Essentially, social constructivism posits that the best way to learn something is to invent it or “discover” it yourself. I concede that this is certainly a very thorough way to learn something. I’ve had to do it myself in ranching many times. However, in terms of academics, it’s a really bad idea. You’re basically suggesting that kids spend their entire school day “discovering” information. The volume of information that you can cover in a day is sharply reduced. Which, according to Common Core standards is not only acceptable but the desired result. The idea is that this “deep” learning of concepts/principles will somehow transfer itself to other learning areas.
The primary problem with this theory is that it does not work. Veteran teachers know this. Try factoring out an algebra problem without knowing your times tables by the dread ROTE that Common Core proponents despise. What typically frustrates advanced math teachers is the lack of fact memorization.
Classically and traditionally, younger years were spent in rote memorization because that is the concrete learning phase of childhood in which young children excel at just tucking away bits of information in their heads.
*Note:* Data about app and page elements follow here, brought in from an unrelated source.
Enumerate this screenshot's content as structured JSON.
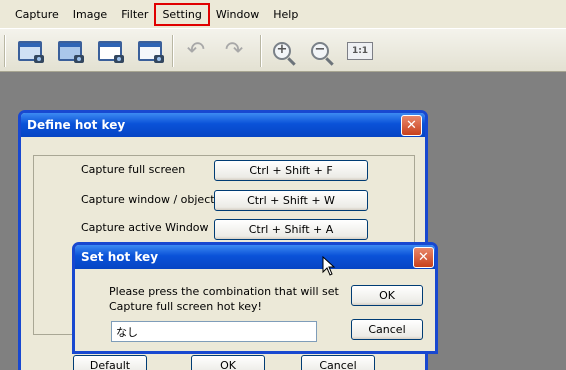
{
  "menu": {
    "items": [
      {
        "label": "Capture"
      },
      {
        "label": "Image"
      },
      {
        "label": "Filter"
      },
      {
        "label": "Setting"
      },
      {
        "label": "Window"
      },
      {
        "label": "Help"
      }
    ],
    "highlighted_item": "Setting",
    "highlight_color": "#e00000"
  },
  "toolbar": {
    "zoom_in_glyph": "+",
    "zoom_out_glyph": "−",
    "ratio_label": "1:1",
    "undo_glyph": "↶",
    "redo_glyph": "↷"
  },
  "define_dialog": {
    "title": "Define hot key",
    "close_glyph": "✕",
    "rows": [
      {
        "label": "Capture full screen",
        "key": "Ctrl + Shift + F"
      },
      {
        "label": "Capture window / object",
        "key": "Ctrl + Shift + W"
      },
      {
        "label": "Capture active Window",
        "key": "Ctrl + Shift + A"
      }
    ],
    "default_label": "Default",
    "ok_label": "OK",
    "cancel_label": "Cancel"
  },
  "set_dialog": {
    "title": "Set hot key",
    "close_glyph": "✕",
    "message_line1": "Please press the combination that will set",
    "message_line2": "Capture full screen hot key!",
    "input_value": "なし",
    "ok_label": "OK",
    "cancel_label": "Cancel"
  },
  "colors": {
    "titlebar_blue": "#0a52d8",
    "background_gray": "#808080"
  }
}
The alphabet song, tunes on the radio, languages, etc. are most easily picked up during this stage. When the child reached the middle years, they began putting those facts to greater use, applying logic and making synergistic connections. The high school years would be spent in mastery of subjects and learning to argue a point using all the facts and logic applied theretofore.
It appears that what modern education would like to do is completely skip the young “grammar” stage of learning, skip the memorization of any facts, and head straight to the logical thought period. If we lived in the Matrix and could have programs instantly loaded into our brains, that might work great (given our brains were born at the abstract level of maturity, which they are not). Since we live in the real world…sadly, this is not an effective methodology.
Many modern educrats like to say that we traditionalists are against “thinking skills” or “critical thinking.” Absolutely false. We are for the proper ordering of such skills in the progression of educational life. We know that it actually CONFUSES children to flip-flop things around and DAMAGES their ability to have critical thinking. After all, what will they be thinking ABOUT if their heads are not full of facts but merely their own opinions and constructions?”